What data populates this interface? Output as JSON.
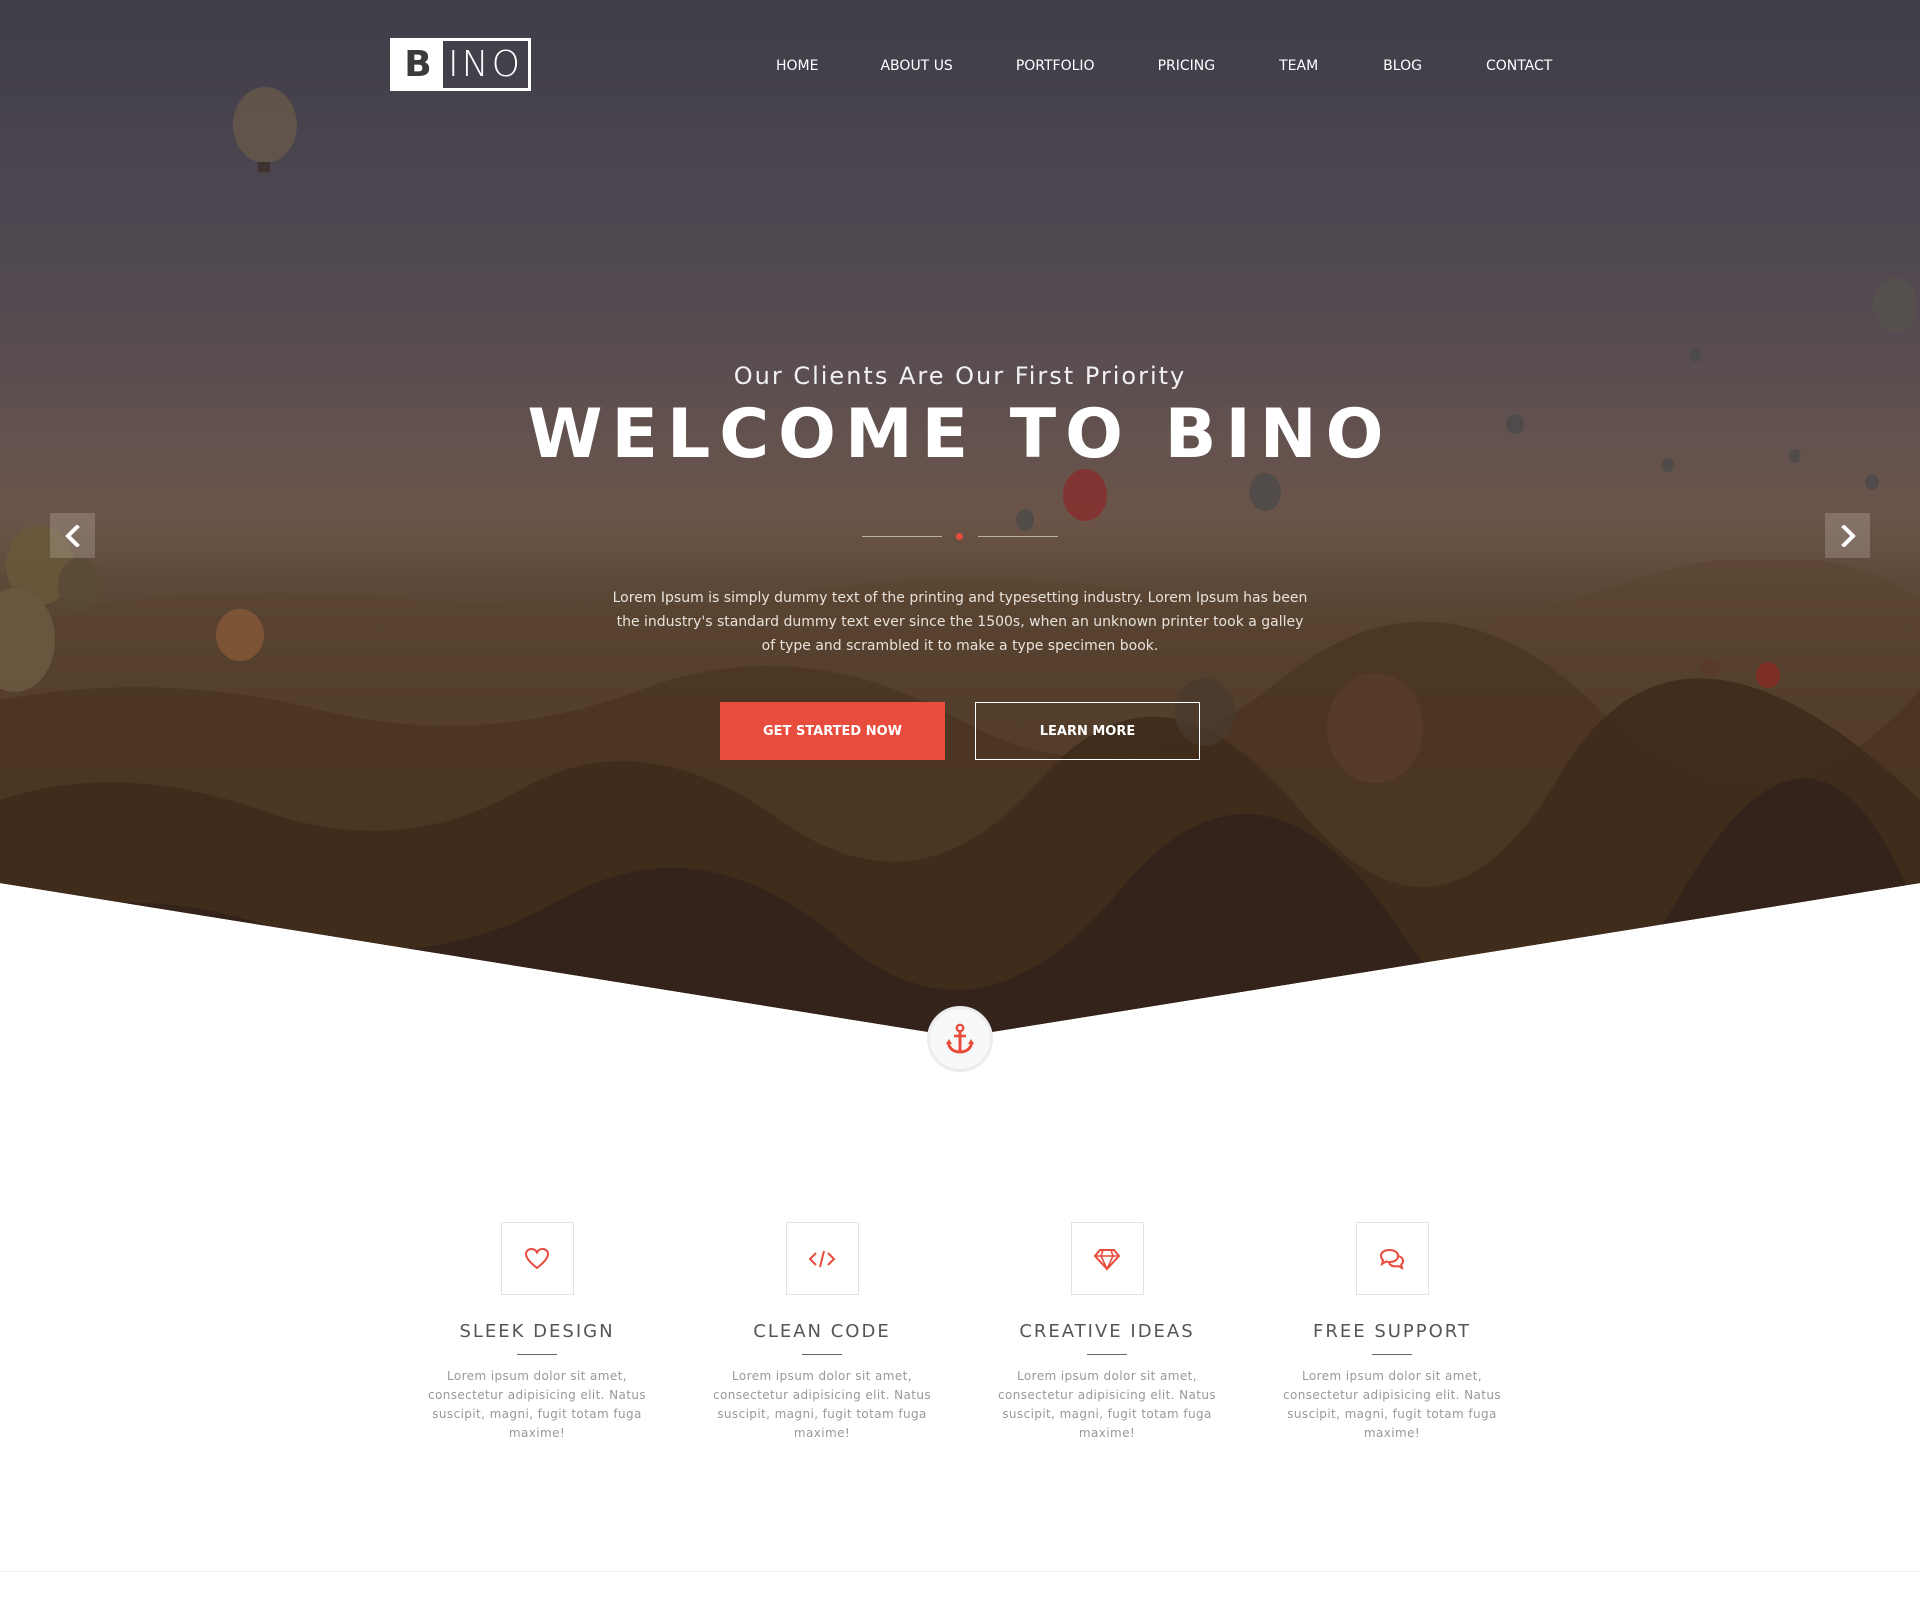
{
  "brand": {
    "logo_letter": "B",
    "logo_rest": "INO"
  },
  "nav": {
    "items": [
      {
        "label": "HOME"
      },
      {
        "label": "ABOUT US"
      },
      {
        "label": "PORTFOLIO"
      },
      {
        "label": "PRICING"
      },
      {
        "label": "TEAM"
      },
      {
        "label": "BLOG"
      },
      {
        "label": "CONTACT"
      }
    ]
  },
  "hero": {
    "subtitle": "Our Clients Are Our First Priority",
    "title": "WELCOME TO BINO",
    "text": "Lorem Ipsum is simply dummy text of the printing and typesetting industry. Lorem Ipsum has been the industry's standard dummy text ever since the 1500s, when an unknown printer took a galley of type and scrambled it to make a type specimen book.",
    "primary_button": "GET STARTED NOW",
    "secondary_button": "LEARN MORE"
  },
  "features": [
    {
      "icon": "heart-icon",
      "title": "SLEEK DESIGN",
      "text": "Lorem ipsum dolor sit amet, consectetur adipisicing elit. Natus suscipit, magni, fugit totam fuga maxime!"
    },
    {
      "icon": "code-icon",
      "title": "CLEAN CODE",
      "text": "Lorem ipsum dolor sit amet, consectetur adipisicing elit. Natus suscipit, magni, fugit totam fuga maxime!"
    },
    {
      "icon": "diamond-icon",
      "title": "CREATIVE IDEAS",
      "text": "Lorem ipsum dolor sit amet, consectetur adipisicing elit. Natus suscipit, magni, fugit totam fuga maxime!"
    },
    {
      "icon": "chat-icon",
      "title": "FREE SUPPORT",
      "text": "Lorem ipsum dolor sit amet, consectetur adipisicing elit. Natus suscipit, magni, fugit totam fuga maxime!"
    }
  ],
  "colors": {
    "accent": "#e74c3c",
    "text_muted": "#999999",
    "heading": "#555555"
  }
}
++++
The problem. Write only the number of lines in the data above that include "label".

Result of the task. 7